Hazard Note 57 investigates a body of research to determine whether well-established, theoretical principles could be applied effectively in warning messages for natural hazards. The research suggests that the following principles could maximise comprehension of warning messages:
- be in an easy to understand layout – use dot points or subheads where possible
- personalise risk
- cover the hazard type, severity, likelihood, possible consequences, location and timeframe
- be in plain English
- group related information together
- be issued by a credible source
- link to other credible sources of information
Emergency service agencies continue to revise their messages, but preliminary tests in simulated settings suggest that community comprehension of emergency messages can be improved by using these principles.
Click this link to download the full Hazard Note in PDF format – hazard_note_57_communicating_for_maximum_comprehension_final_0
Dahlstrom M F, Dudo A, and Brossard D (2012), Precision of information, sensational information, and self-efficacy information as message-level variables affecting risk perceptions, Risk Analysis, 32(1), 155-166.
Griffin R J, Dunwoody S and Neuwirth K (1999), Proposed model of the relationship of risk information seeking and processing to the development of preventive behaviours, Environmental Research, 80(2): S230-S45.
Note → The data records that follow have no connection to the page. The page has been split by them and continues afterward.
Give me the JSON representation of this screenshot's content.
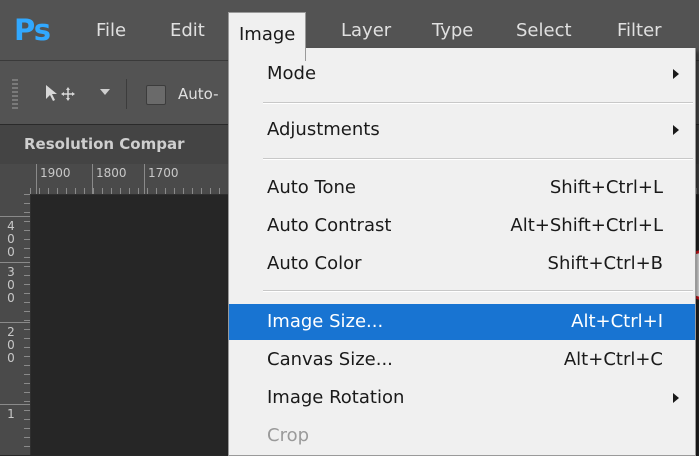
{
  "app": {
    "logo_text": "Ps",
    "accent_color": "#31a8ff"
  },
  "menubar": {
    "items": [
      {
        "label": "File"
      },
      {
        "label": "Edit"
      },
      {
        "label": "Image"
      },
      {
        "label": "Layer"
      },
      {
        "label": "Type"
      },
      {
        "label": "Select"
      },
      {
        "label": "Filter"
      }
    ],
    "active_item": "Image"
  },
  "options_bar": {
    "tool_icon": "move-tool-icon",
    "auto_select_label": "Auto-"
  },
  "document": {
    "tab_title": "Resolution Compar"
  },
  "rulers": {
    "top_labels": [
      "1900",
      "1800",
      "1700"
    ],
    "left_labels": [
      "400",
      "300",
      "200",
      "1"
    ]
  },
  "image_menu": {
    "items": [
      {
        "label": "Mode",
        "shortcut": "",
        "submenu": true
      },
      {
        "label": "Adjustments",
        "shortcut": "",
        "submenu": true
      },
      {
        "label": "Auto Tone",
        "shortcut": "Shift+Ctrl+L",
        "submenu": false
      },
      {
        "label": "Auto Contrast",
        "shortcut": "Alt+Shift+Ctrl+L",
        "submenu": false
      },
      {
        "label": "Auto Color",
        "shortcut": "Shift+Ctrl+B",
        "submenu": false
      },
      {
        "label": "Image Size...",
        "shortcut": "Alt+Ctrl+I",
        "submenu": false,
        "highlighted": true
      },
      {
        "label": "Canvas Size...",
        "shortcut": "Alt+Ctrl+C",
        "submenu": false
      },
      {
        "label": "Image Rotation",
        "shortcut": "",
        "submenu": true
      },
      {
        "label": "Crop",
        "shortcut": "",
        "submenu": false,
        "disabled": true
      }
    ],
    "highlight_color": "#1874d2"
  },
  "annotation": {
    "color": "#e8191f"
  }
}
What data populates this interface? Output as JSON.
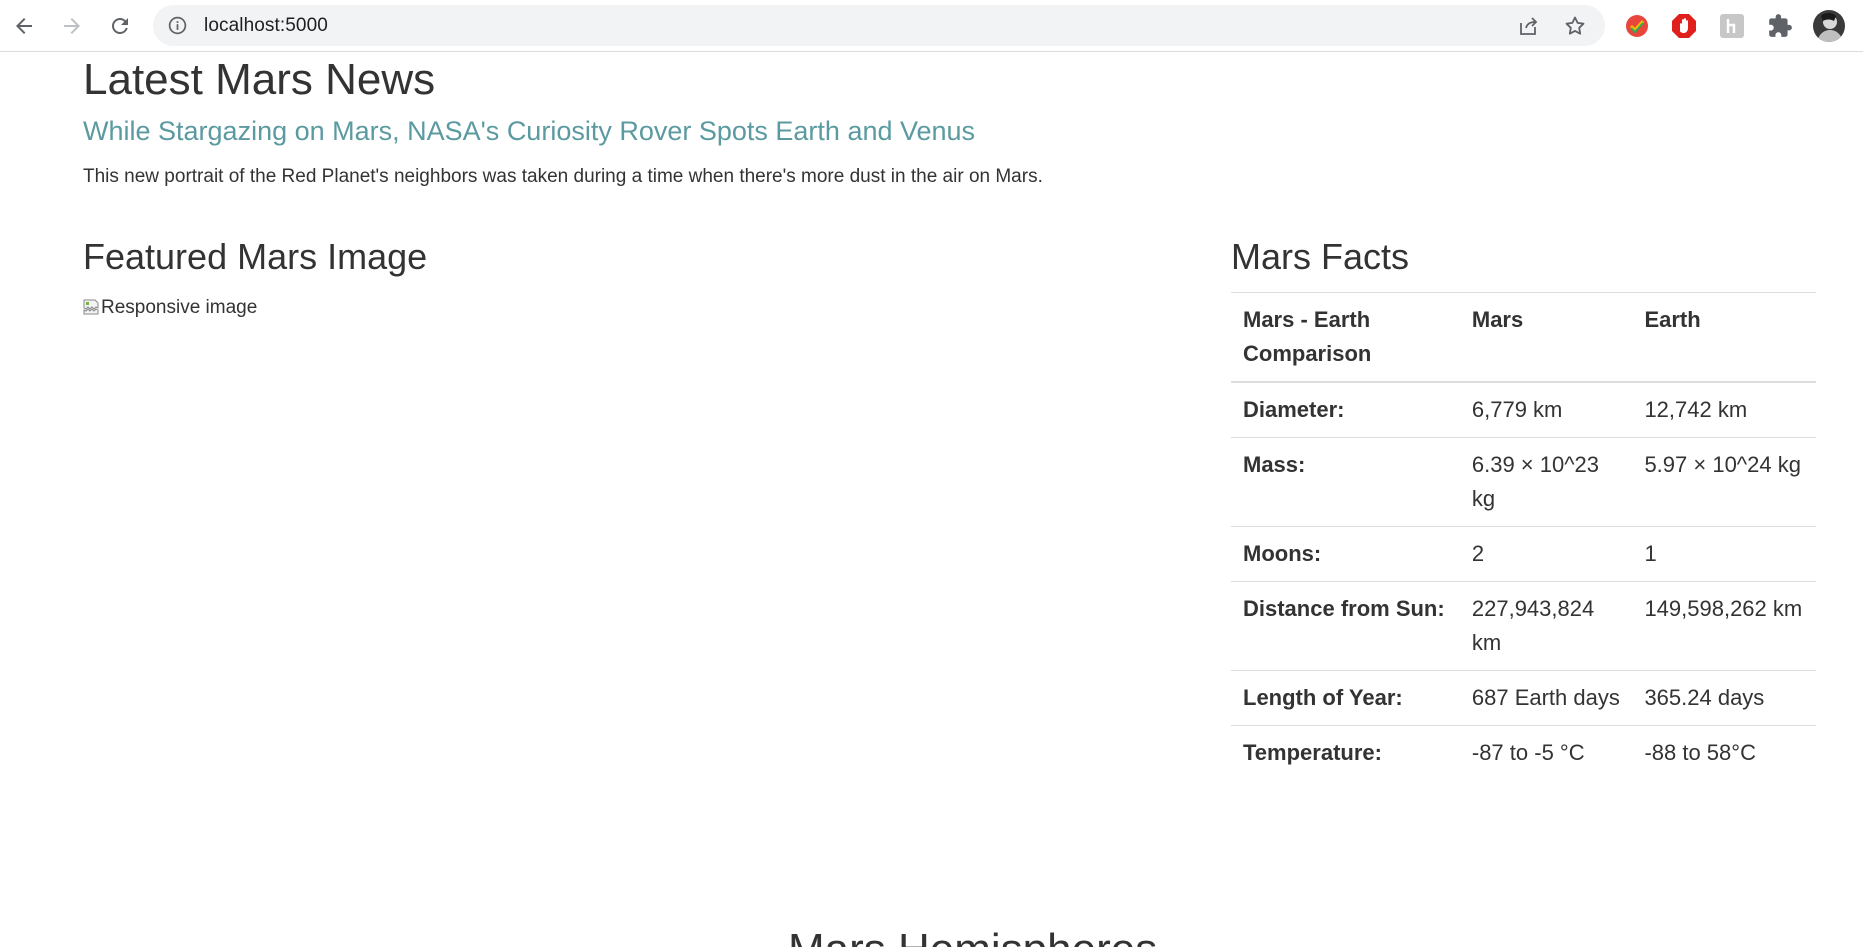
{
  "browser": {
    "url": "localhost:5000"
  },
  "news": {
    "section_title": "Latest Mars News",
    "headline": "While Stargazing on Mars, NASA's Curiosity Rover Spots Earth and Venus",
    "teaser": "This new portrait of the Red Planet's neighbors was taken during a time when there's more dust in the air on Mars."
  },
  "featured": {
    "section_title": "Featured Mars Image",
    "image_alt": "Responsive image"
  },
  "facts": {
    "section_title": "Mars Facts",
    "headers": [
      "Mars - Earth Comparison",
      "Mars",
      "Earth"
    ],
    "rows": [
      [
        "Diameter:",
        "6,779 km",
        "12,742 km"
      ],
      [
        "Mass:",
        "6.39 × 10^23 kg",
        "5.97 × 10^24 kg"
      ],
      [
        "Moons:",
        "2",
        "1"
      ],
      [
        "Distance from Sun:",
        "227,943,824 km",
        "149,598,262 km"
      ],
      [
        "Length of Year:",
        "687 Earth days",
        "365.24 days"
      ],
      [
        "Temperature:",
        "-87 to -5 °C",
        "-88 to 58°C"
      ]
    ]
  },
  "hemispheres": {
    "section_title": "Mars Hemispheres"
  }
}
Hoboken, NJ: John Wiley & Sons, Inc.Mayer R E and Moreno R (2003), Nine ways to reduce cognitive load in multimedia learning, Educational Psychologist, 38(1), 43-52. Mayhorn C (2005), Cognitive aging and the processing of hazard information and disaster warnings, Natural Hazards Review, 6(4), 165-170.
Mileti D S (1995), Factors related to flood warning response, paper presented at U.S. – Italy Research Workshop on the Hydrometeorology, Impacts, and Management of Extreme Floods, Perugia, Italy.
Mileti D S and Peek L (2000), The social psychology of public response to warnings of a nuclear power plant accident, Journal of Hazardous Materials, 75(2), 181-194. Nelson B C and Erlandson B E (2008), Managing cognitive load in educational multi-user virtual environments: reflection on design practice, Educational Technology Research and Development, 56(5-6), 619-641.
Service O, Hallsworth M, Halpern D, Algate F, Gallagher R, Nguyen S, Ruda S, Sanders M, Pelenur M, Gyani A, Harper H, Reinhard J and Kirkman E (2014), EAST: Four simple ways to apply behavioural insights, London: Behavioural Insights Team.
Tippett V, Greer D A, Mehta A, Christensen S, Duncan B, Stickley A M and Dootson P (2016), Emergency warning message comprehension: community focus groups, Bushfire and Natural Hazards CRC. Wiseman R L and Schenck-Hamlin W (1981), A multidimensional scaling validation of an inductively-derived set of compliance-gaining strategies, Communication Monographs, 48(4), 251-270.